Commissioner-nominee Aimee Ferolino Ampoloquio

Duterte’s latest pick, Ampoloquio, brings to the en banc years of experience working on the front lines of elections in Davao. 

Since 2018, Ampoloquio has held the post of Davao del Norte election supervisor in both official and acting capacities. Before that, she worked for a decade as an election officer in Davao City, where Duterte served as long-time mayor. 

Ampoloquio also served as an election assistant for 12 years. She entered he Comelec in 1994 as an emergency laborer. 

Ampoloquio’s stint in Davao was not without controversy. In 2013, she figured in the news for comments she made involving teachers serving as board of election inspectors (BEIs) in the midterm polls.

At the time, she chided BEIs who had problems operating their precinct count optical scan (PCOS) machines for being either “forgetful or stupid.”

Teachers, along with the Department of Education Davao regional office, took offense at the statement and demanded a public apology. The issue was eventually resolved after then-Comelec Davao regional director Wilfred Balisado apologized on her behalf. 

Described by the poll body as a “Davaoeña through and through,” Ampoloquio obtained her law degree from the Cor Jesu College in Digos City, Davao del Sur and her masters of law in San Beda in consortium with the Cor Jesu College. 

Comelec Spokespersom James Jimenez said the poll body took pride in the nomination of one of its own. 

“Like others before her Commissioner-nominee Ampoloquio’s extensive insider experience will surely strengthen the 7-member Comelec en banc whose composition is now complete,” Jimenez said. 

Ampoloquio is set to serve as commissioner until February 2027. 

ELECTION BODY. The Commission on Elections headquarters at the Palacio del Gobernador in Intramuros, Manila.

Rappler file photo

Commissioner-nominee Michael Braganza Peloton

Peloton, who comes from Davao City, is a lawyer with experience in information technology.

He has kept a low profile for years but has served as a former board member of the Philippine Reclamation Authority. 

The Comelec said his “vast experience” in law and IT will aid the poll body in preparing for automated elections during the COVID-19 pandemic.

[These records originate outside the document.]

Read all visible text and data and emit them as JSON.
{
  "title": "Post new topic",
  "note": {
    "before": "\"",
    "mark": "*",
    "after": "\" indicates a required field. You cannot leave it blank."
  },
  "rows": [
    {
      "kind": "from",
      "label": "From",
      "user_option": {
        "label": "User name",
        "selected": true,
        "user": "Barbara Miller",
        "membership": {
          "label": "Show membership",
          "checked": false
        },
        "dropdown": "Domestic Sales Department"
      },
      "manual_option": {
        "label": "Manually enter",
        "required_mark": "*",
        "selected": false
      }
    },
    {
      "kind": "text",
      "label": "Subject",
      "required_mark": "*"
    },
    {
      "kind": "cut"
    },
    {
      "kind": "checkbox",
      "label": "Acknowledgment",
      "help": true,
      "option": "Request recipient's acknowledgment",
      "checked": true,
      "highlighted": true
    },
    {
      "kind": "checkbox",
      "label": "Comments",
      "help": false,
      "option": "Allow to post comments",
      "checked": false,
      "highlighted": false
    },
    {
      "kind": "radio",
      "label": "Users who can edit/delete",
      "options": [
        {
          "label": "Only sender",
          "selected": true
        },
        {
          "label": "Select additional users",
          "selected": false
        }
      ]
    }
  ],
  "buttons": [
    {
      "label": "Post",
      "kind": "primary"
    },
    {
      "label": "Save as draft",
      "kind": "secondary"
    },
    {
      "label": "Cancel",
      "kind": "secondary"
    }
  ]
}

In 2017, Peloton was a technical assistant at the Presidential Management Staff of the Office of the President. 

Like Ampoloquio, he will serve as commissioner until February 2027 if confirmed by the CA.

Commissioner Marlon Casquejo

Comelec Commissioner Marlon Casquejo

Rappler file photo

Casquejo played an important role in the 2019 midterm elections wherein he worked as the Comelec's steering committee head. The role meant he was the point person for matters that involved the May 2019 polls. 

Like his peers, Casquejo hails from Davao City and brought with him years of experience assuming different roles in the Comelec. 

Before applying to become a commissioner, he served as an election officer in Davao City's first district and as Comelec assistant regional director for the Davao Region.

"I was not expecting that I will be picked. I am just an ordinary field officer, and I just showed them what I can do in the field," said Casquejo in an interview quoted by the Philippine News Agency.

Aside from being a lawyer, Casquejo is also a computer engineer. 

Commissioner Socorro Inting

Comelec Commissioner Socorro Inting

Photo by Angie de Silva/Rappler

Davao City native, Inting, on the other hand, counted over 20 years of experience in the judiciary before entering the Comelec. 

Before her appointment to the poll body, Inting served as associate justice of the Court of Appeals for 9 years. She was also presiding judge in Makati City for 3 years, and presiding judge in Manila for more than 9 years. 

Inting also worked as prosecutor for 6 years and as public attorney for 7 years. 

Before she joined government, Inting practiced law for 3 years in Davao City. 

Inting has other relatives in government. Her younger brother, Henri Jean Paul Inting, is a justice at the Court of Appeals, while her daughter, Niña Maria Socorro Inting, is a public attorney at the Muntinlupa district office of the Public Attorney's Office. –

Sofia Tomacruz

Sofia Tomacruz covers foreign affairs, the overseas Filipino workers, and elections. She also writes stories on the treatment of women and children. Follow her on Twitter @sofiatomacruz. Email her at